(Entries from a dataset of interfaces)
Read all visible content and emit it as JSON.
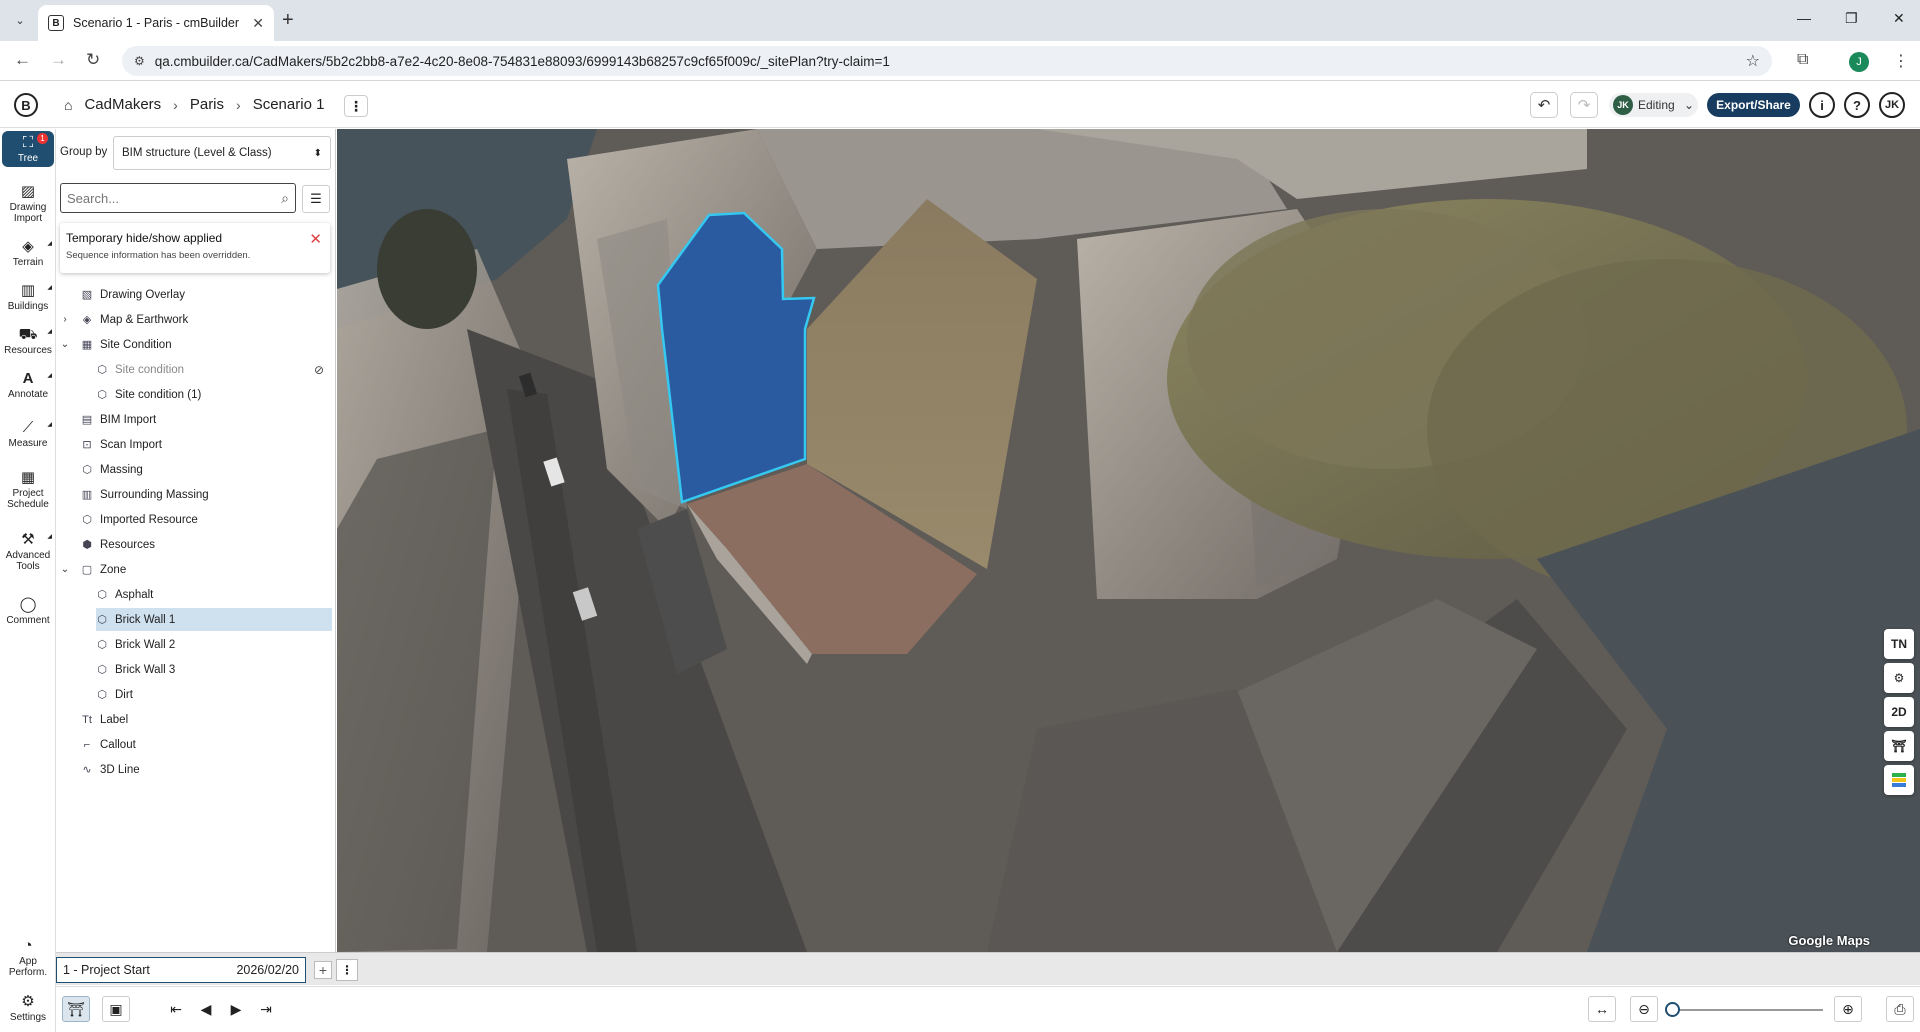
{
  "browser": {
    "tab_title": "Scenario 1 - Paris - cmBuilder",
    "url": "qa.cmbuilder.ca/CadMakers/5b2c2bb8-a7e2-4c20-8e08-754831e88093/6999143b68257c9cf65f009c/_sitePlan?try-claim=1",
    "profile_initial": "J"
  },
  "header": {
    "crumbs": [
      "CadMakers",
      "Paris",
      "Scenario 1"
    ],
    "editing_avatar": "JK",
    "editing_label": "Editing",
    "export_label": "Export/Share",
    "info_label": "i",
    "help_label": "?",
    "user_initials": "JK"
  },
  "rail": {
    "items": [
      {
        "label": "Tree",
        "icon": "tree-icon",
        "badge": "1"
      },
      {
        "label": "Drawing Import",
        "icon": "drawing-import-icon"
      },
      {
        "label": "Terrain",
        "icon": "terrain-icon"
      },
      {
        "label": "Buildings",
        "icon": "buildings-icon"
      },
      {
        "label": "Resources",
        "icon": "resources-icon"
      },
      {
        "label": "Annotate",
        "icon": "annotate-icon"
      },
      {
        "label": "Measure",
        "icon": "measure-icon"
      },
      {
        "label": "Project Schedule",
        "icon": "schedule-icon"
      },
      {
        "label": "Advanced Tools",
        "icon": "advanced-tools-icon"
      },
      {
        "label": "Comment",
        "icon": "comment-icon"
      }
    ],
    "bottom": [
      {
        "label": "App Perform.",
        "icon": "performance-icon"
      },
      {
        "label": "Settings",
        "icon": "settings-icon"
      }
    ]
  },
  "panel": {
    "group_by_label": "Group by",
    "group_by_value": "BIM structure (Level & Class)",
    "search_placeholder": "Search...",
    "notice_title": "Temporary hide/show applied",
    "notice_sub": "Sequence information has been overridden.",
    "tree": [
      {
        "label": "Drawing Overlay",
        "level": 0,
        "expand": "",
        "icon": "▧"
      },
      {
        "label": "Map & Earthwork",
        "level": 0,
        "expand": "›",
        "icon": "◈"
      },
      {
        "label": "Site Condition",
        "level": 0,
        "expand": "⌄",
        "icon": "▦"
      },
      {
        "label": "Site condition",
        "level": 1,
        "expand": "",
        "icon": "⬡",
        "dim": true,
        "hidden": true
      },
      {
        "label": "Site condition (1)",
        "level": 1,
        "expand": "",
        "icon": "⬡"
      },
      {
        "label": "BIM Import",
        "level": 0,
        "expand": "",
        "icon": "▤"
      },
      {
        "label": "Scan Import",
        "level": 0,
        "expand": "",
        "icon": "⊡"
      },
      {
        "label": "Massing",
        "level": 0,
        "expand": "",
        "icon": "⬡"
      },
      {
        "label": "Surrounding Massing",
        "level": 0,
        "expand": "",
        "icon": "▥"
      },
      {
        "label": "Imported Resource",
        "level": 0,
        "expand": "",
        "icon": "⬡"
      },
      {
        "label": "Resources",
        "level": 0,
        "expand": "",
        "icon": "⬢"
      },
      {
        "label": "Zone",
        "level": 0,
        "expand": "⌄",
        "icon": "▢"
      },
      {
        "label": "Asphalt",
        "level": 1,
        "expand": "",
        "icon": "⬡"
      },
      {
        "label": "Brick Wall 1",
        "level": 1,
        "expand": "",
        "icon": "⬡",
        "selected": true
      },
      {
        "label": "Brick Wall 2",
        "level": 1,
        "expand": "",
        "icon": "⬡"
      },
      {
        "label": "Brick Wall 3",
        "level": 1,
        "expand": "",
        "icon": "⬡"
      },
      {
        "label": "Dirt",
        "level": 1,
        "expand": "",
        "icon": "⬡"
      },
      {
        "label": "Label",
        "level": 0,
        "expand": "",
        "icon": "Tt"
      },
      {
        "label": "Callout",
        "level": 0,
        "expand": "",
        "icon": "⌐"
      },
      {
        "label": "3D Line",
        "level": 0,
        "expand": "",
        "icon": "∿"
      }
    ]
  },
  "viewport": {
    "right_tools": [
      {
        "name": "north-icon",
        "label": "TN"
      },
      {
        "name": "layers-icon",
        "label": "⚙"
      },
      {
        "name": "view-2d-button",
        "label": "2D"
      },
      {
        "name": "crane-icon",
        "label": "⛩"
      },
      {
        "name": "color-legend-icon",
        "label": "▤"
      }
    ],
    "attribution": "Google Maps"
  },
  "scenario": {
    "label": "1 - Project Start",
    "date": "2026/02/20"
  },
  "colors": {
    "accent": "#1f4e70",
    "selection": "#cfe0ef",
    "zone_blue": "#2a5aa0",
    "zone_outline": "#35c8f0"
  }
}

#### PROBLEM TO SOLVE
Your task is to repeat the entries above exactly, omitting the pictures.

#### SOLUTION TO THE EXERCISE
Read all visible content and emit it as JSON.
{
  "browser": {
    "tab_title": "Scenario 1 - Paris - cmBuilder",
    "url": "qa.cmbuilder.ca/CadMakers/5b2c2bb8-a7e2-4c20-8e08-754831e88093/6999143b68257c9cf65f009c/_sitePlan?try-claim=1",
    "profile_initial": "J"
  },
  "header": {
    "crumbs": [
      "CadMakers",
      "Paris",
      "Scenario 1"
    ],
    "editing_avatar": "JK",
    "editing_label": "Editing",
    "export_label": "Export/Share",
    "info_label": "i",
    "help_label": "?",
    "user_initials": "JK"
  },
  "rail": {
    "items": [
      {
        "label": "Tree",
        "icon": "tree-icon",
        "badge": "1"
      },
      {
        "label": "Drawing Import",
        "icon": "drawing-import-icon"
      },
      {
        "label": "Terrain",
        "icon": "terrain-icon"
      },
      {
        "label": "Buildings",
        "icon": "buildings-icon"
      },
      {
        "label": "Resources",
        "icon": "resources-icon"
      },
      {
        "label": "Annotate",
        "icon": "annotate-icon"
      },
      {
        "label": "Measure",
        "icon": "measure-icon"
      },
      {
        "label": "Project Schedule",
        "icon": "schedule-icon"
      },
      {
        "label": "Advanced Tools",
        "icon": "advanced-tools-icon"
      },
      {
        "label": "Comment",
        "icon": "comment-icon"
      }
    ],
    "bottom": [
      {
        "label": "App Perform.",
        "icon": "performance-icon"
      },
      {
        "label": "Settings",
        "icon": "settings-icon"
      }
    ]
  },
  "panel": {
    "group_by_label": "Group by",
    "group_by_value": "BIM structure (Level & Class)",
    "search_placeholder": "Search...",
    "notice_title": "Temporary hide/show applied",
    "notice_sub": "Sequence information has been overridden.",
    "tree": [
      {
        "label": "Drawing Overlay",
        "level": 0,
        "expand": "",
        "icon": "▧"
      },
      {
        "label": "Map & Earthwork",
        "level": 0,
        "expand": "›",
        "icon": "◈"
      },
      {
        "label": "Site Condition",
        "level": 0,
        "expand": "⌄",
        "icon": "▦"
      },
      {
        "label": "Site condition",
        "level": 1,
        "expand": "",
        "icon": "⬡",
        "dim": true,
        "hidden": true
      },
      {
        "label": "Site condition (1)",
        "level": 1,
        "expand": "",
        "icon": "⬡"
      },
      {
        "label": "BIM Import",
        "level": 0,
        "expand": "",
        "icon": "▤"
      },
      {
        "label": "Scan Import",
        "level": 0,
        "expand": "",
        "icon": "⊡"
      },
      {
        "label": "Massing",
        "level": 0,
        "expand": "",
        "icon": "⬡"
      },
      {
        "label": "Surrounding Massing",
        "level": 0,
        "expand": "",
        "icon": "▥"
      },
      {
        "label": "Imported Resource",
        "level": 0,
        "expand": "",
        "icon": "⬡"
      },
      {
        "label": "Resources",
        "level": 0,
        "expand": "",
        "icon": "⬢"
      },
      {
        "label": "Zone",
        "level": 0,
        "expand": "⌄",
        "icon": "▢"
      },
      {
        "label": "Asphalt",
        "level": 1,
        "expand": "",
        "icon": "⬡"
      },
      {
        "label": "Brick Wall 1",
        "level": 1,
        "expand": "",
        "icon": "⬡",
        "selected": true
      },
      {
        "label": "Brick Wall 2",
        "level": 1,
        "expand": "",
        "icon": "⬡"
      },
      {
        "label": "Brick Wall 3",
        "level": 1,
        "expand": "",
        "icon": "⬡"
      },
      {
        "label": "Dirt",
        "level": 1,
        "expand": "",
        "icon": "⬡"
      },
      {
        "label": "Label",
        "level": 0,
        "expand": "",
        "icon": "Tt"
      },
      {
        "label": "Callout",
        "level": 0,
        "expand": "",
        "icon": "⌐"
      },
      {
        "label": "3D Line",
        "level": 0,
        "expand": "",
        "icon": "∿"
      }
    ]
  },
  "viewport": {
    "right_tools": [
      {
        "name": "north-icon",
        "label": "TN"
      },
      {
        "name": "layers-icon",
        "label": "⚙"
      },
      {
        "name": "view-2d-button",
        "label": "2D"
      },
      {
        "name": "crane-icon",
        "label": "⛩"
      },
      {
        "name": "color-legend-icon",
        "label": "▤"
      }
    ],
    "attribution": "Google Maps"
  },
  "scenario": {
    "label": "1 - Project Start",
    "date": "2026/02/20"
  },
  "colors": {
    "accent": "#1f4e70",
    "selection": "#cfe0ef",
    "zone_blue": "#2a5aa0",
    "zone_outline": "#35c8f0"
  }
}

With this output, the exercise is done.